> **Description of the task**
Retype the whole listing exactly. Leave out pictures.

+--

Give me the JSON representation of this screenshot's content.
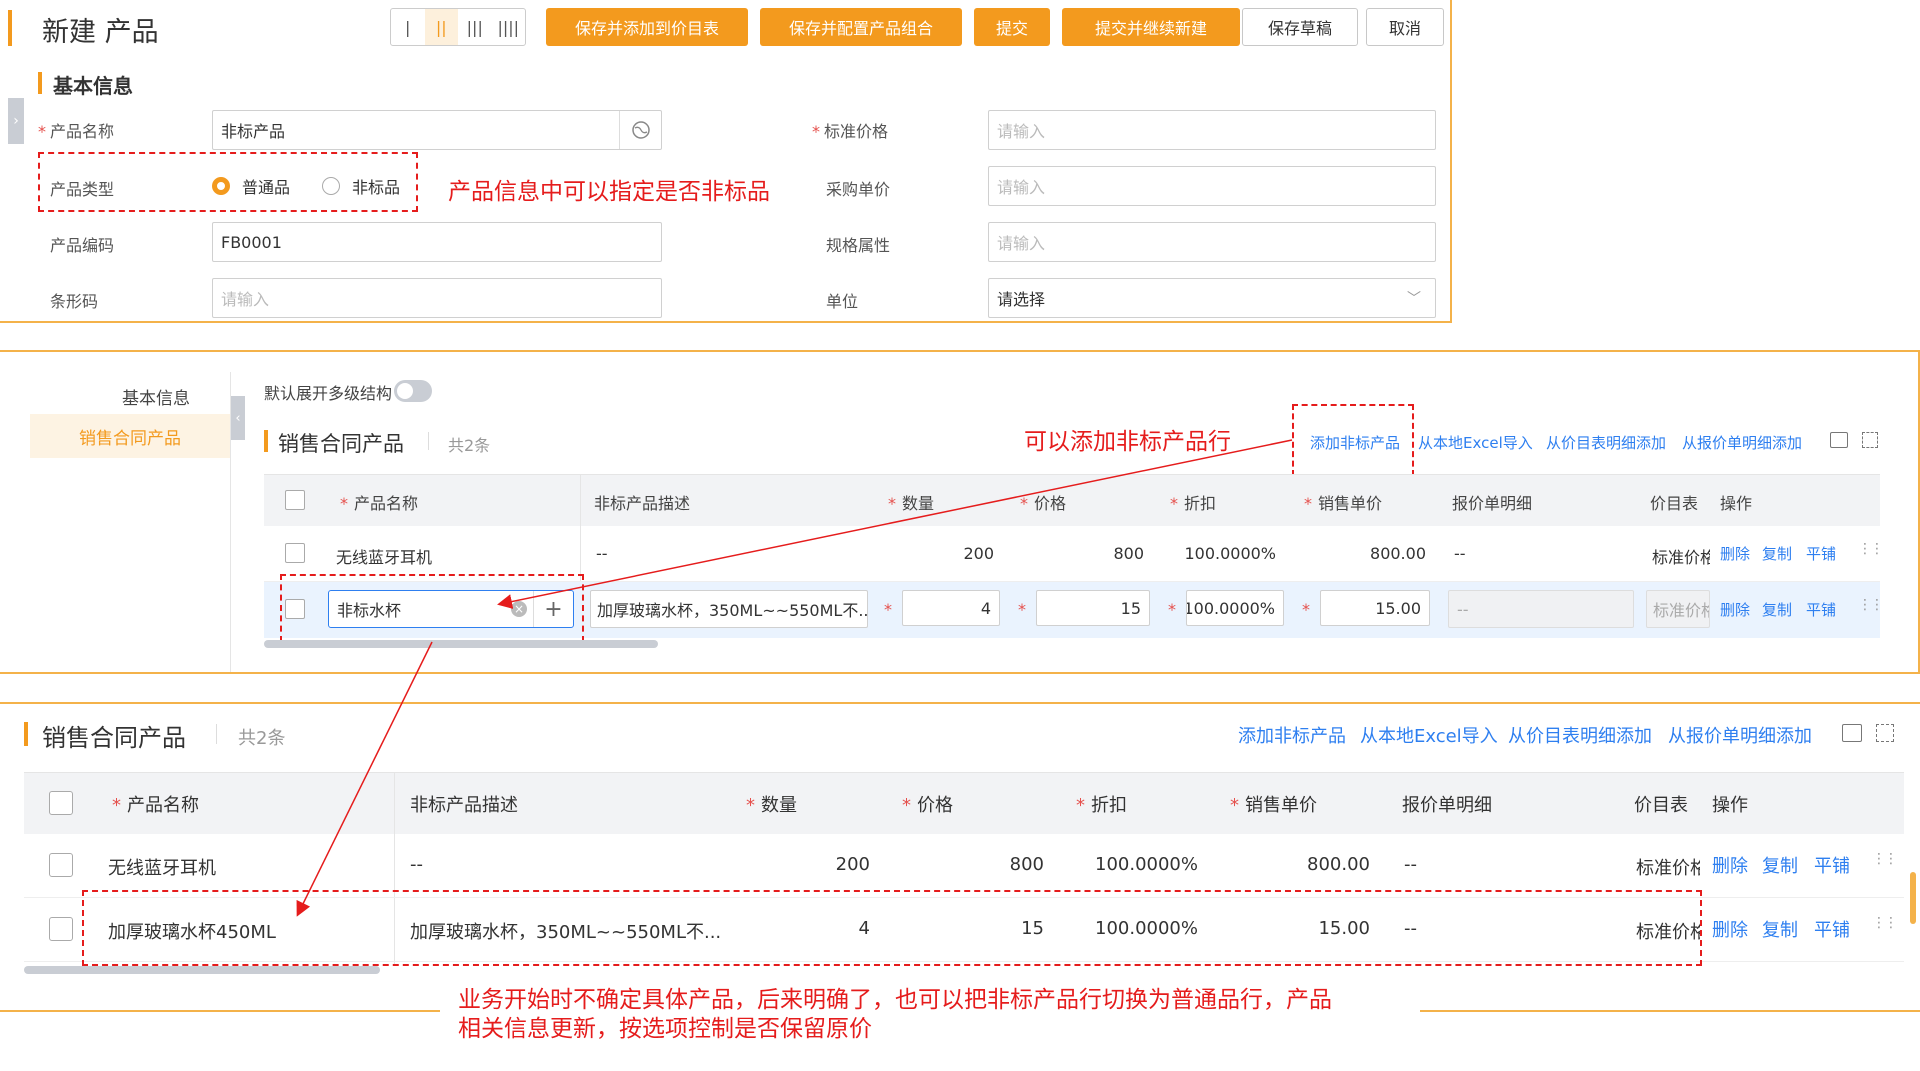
{
  "page1": {
    "title": "新建 产品",
    "layout_buttons": [
      "|",
      "||",
      "|||",
      "||||"
    ],
    "buttons": {
      "save_add": "保存并添加到价目表",
      "save_config": "保存并配置产品组合",
      "submit": "提交",
      "submit_new": "提交并继续新建",
      "save_draft": "保存草稿",
      "cancel": "取消"
    },
    "section": "基本信息",
    "fields": {
      "name_label": "产品名称",
      "name_value": "非标产品",
      "type_label": "产品类型",
      "type_opt1": "普通品",
      "type_opt2": "非标品",
      "code_label": "产品编码",
      "code_value": "FB0001",
      "barcode_label": "条形码",
      "barcode_ph": "请输入",
      "price_label": "标准价格",
      "price_ph": "请输入",
      "purchase_label": "采购单价",
      "purchase_ph": "请输入",
      "spec_label": "规格属性",
      "spec_ph": "请输入",
      "unit_label": "单位",
      "unit_value": "请选择"
    },
    "annotation": "产品信息中可以指定是否非标品"
  },
  "page2": {
    "nav": [
      "基本信息",
      "销售合同产品"
    ],
    "toggle_label": "默认展开多级结构",
    "title": "销售合同产品",
    "count": "共2条",
    "annotation": "可以添加非标产品行",
    "links": [
      "添加非标产品",
      "从本地Excel导入",
      "从价目表明细添加",
      "从报价单明细添加"
    ],
    "headers": [
      "产品名称",
      "非标产品描述",
      "数量",
      "价格",
      "折扣",
      "销售单价",
      "报价单明细",
      "价目表",
      "操作"
    ],
    "rows": [
      {
        "name": "无线蓝牙耳机",
        "desc": "--",
        "qty": "200",
        "price": "800",
        "discount": "100.0000%",
        "unit_price": "800.00",
        "quote": "--",
        "pricelist": "标准价格"
      },
      {
        "name": "非标水杯",
        "desc": "加厚玻璃水杯，350ML~~550ML不...",
        "qty": "4",
        "price": "15",
        "discount": "100.0000%",
        "unit_price": "15.00",
        "quote": "--",
        "pricelist": "标准价格"
      }
    ],
    "ops": [
      "删除",
      "复制",
      "平铺"
    ]
  },
  "page3": {
    "title": "销售合同产品",
    "count": "共2条",
    "links": [
      "添加非标产品",
      "从本地Excel导入",
      "从价目表明细添加",
      "从报价单明细添加"
    ],
    "headers": [
      "产品名称",
      "非标产品描述",
      "数量",
      "价格",
      "折扣",
      "销售单价",
      "报价单明细",
      "价目表",
      "操作"
    ],
    "rows": [
      {
        "name": "无线蓝牙耳机",
        "desc": "--",
        "qty": "200",
        "price": "800",
        "discount": "100.0000%",
        "unit_price": "800.00",
        "quote": "--",
        "pricelist": "标准价格"
      },
      {
        "name": "加厚玻璃水杯450ML",
        "desc": "加厚玻璃水杯，350ML~~550ML不...",
        "qty": "4",
        "price": "15",
        "discount": "100.0000%",
        "unit_price": "15.00",
        "quote": "--",
        "pricelist": "标准价格"
      }
    ],
    "ops": [
      "删除",
      "复制",
      "平铺"
    ],
    "annotation_line1": "业务开始时不确定具体产品，后来明确了，也可以把非标产品行切换为普通品行，产品",
    "annotation_line2": "相关信息更新，按选项控制是否保留原价"
  },
  "colors": {
    "orange": "#f39a1e",
    "red": "#e51c1c",
    "blue": "#2e7ff0"
  }
}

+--

> **Solution below**
Give me the JSON representation of this screenshot's content.
{
  "page1": {
    "title": "新建 产品",
    "layout_buttons": [
      "|",
      "||",
      "|||",
      "||||"
    ],
    "buttons": {
      "save_add": "保存并添加到价目表",
      "save_config": "保存并配置产品组合",
      "submit": "提交",
      "submit_new": "提交并继续新建",
      "save_draft": "保存草稿",
      "cancel": "取消"
    },
    "section": "基本信息",
    "fields": {
      "name_label": "产品名称",
      "name_value": "非标产品",
      "type_label": "产品类型",
      "type_opt1": "普通品",
      "type_opt2": "非标品",
      "code_label": "产品编码",
      "code_value": "FB0001",
      "barcode_label": "条形码",
      "barcode_ph": "请输入",
      "price_label": "标准价格",
      "price_ph": "请输入",
      "purchase_label": "采购单价",
      "purchase_ph": "请输入",
      "spec_label": "规格属性",
      "spec_ph": "请输入",
      "unit_label": "单位",
      "unit_value": "请选择"
    },
    "annotation": "产品信息中可以指定是否非标品"
  },
  "page2": {
    "nav": [
      "基本信息",
      "销售合同产品"
    ],
    "toggle_label": "默认展开多级结构",
    "title": "销售合同产品",
    "count": "共2条",
    "annotation": "可以添加非标产品行",
    "links": [
      "添加非标产品",
      "从本地Excel导入",
      "从价目表明细添加",
      "从报价单明细添加"
    ],
    "headers": [
      "产品名称",
      "非标产品描述",
      "数量",
      "价格",
      "折扣",
      "销售单价",
      "报价单明细",
      "价目表",
      "操作"
    ],
    "rows": [
      {
        "name": "无线蓝牙耳机",
        "desc": "--",
        "qty": "200",
        "price": "800",
        "discount": "100.0000%",
        "unit_price": "800.00",
        "quote": "--",
        "pricelist": "标准价格"
      },
      {
        "name": "非标水杯",
        "desc": "加厚玻璃水杯，350ML~~550ML不...",
        "qty": "4",
        "price": "15",
        "discount": "100.0000%",
        "unit_price": "15.00",
        "quote": "--",
        "pricelist": "标准价格"
      }
    ],
    "ops": [
      "删除",
      "复制",
      "平铺"
    ]
  },
  "page3": {
    "title": "销售合同产品",
    "count": "共2条",
    "links": [
      "添加非标产品",
      "从本地Excel导入",
      "从价目表明细添加",
      "从报价单明细添加"
    ],
    "headers": [
      "产品名称",
      "非标产品描述",
      "数量",
      "价格",
      "折扣",
      "销售单价",
      "报价单明细",
      "价目表",
      "操作"
    ],
    "rows": [
      {
        "name": "无线蓝牙耳机",
        "desc": "--",
        "qty": "200",
        "price": "800",
        "discount": "100.0000%",
        "unit_price": "800.00",
        "quote": "--",
        "pricelist": "标准价格"
      },
      {
        "name": "加厚玻璃水杯450ML",
        "desc": "加厚玻璃水杯，350ML~~550ML不...",
        "qty": "4",
        "price": "15",
        "discount": "100.0000%",
        "unit_price": "15.00",
        "quote": "--",
        "pricelist": "标准价格"
      }
    ],
    "ops": [
      "删除",
      "复制",
      "平铺"
    ],
    "annotation_line1": "业务开始时不确定具体产品，后来明确了，也可以把非标产品行切换为普通品行，产品",
    "annotation_line2": "相关信息更新，按选项控制是否保留原价"
  },
  "colors": {
    "orange": "#f39a1e",
    "red": "#e51c1c",
    "blue": "#2e7ff0"
  }
}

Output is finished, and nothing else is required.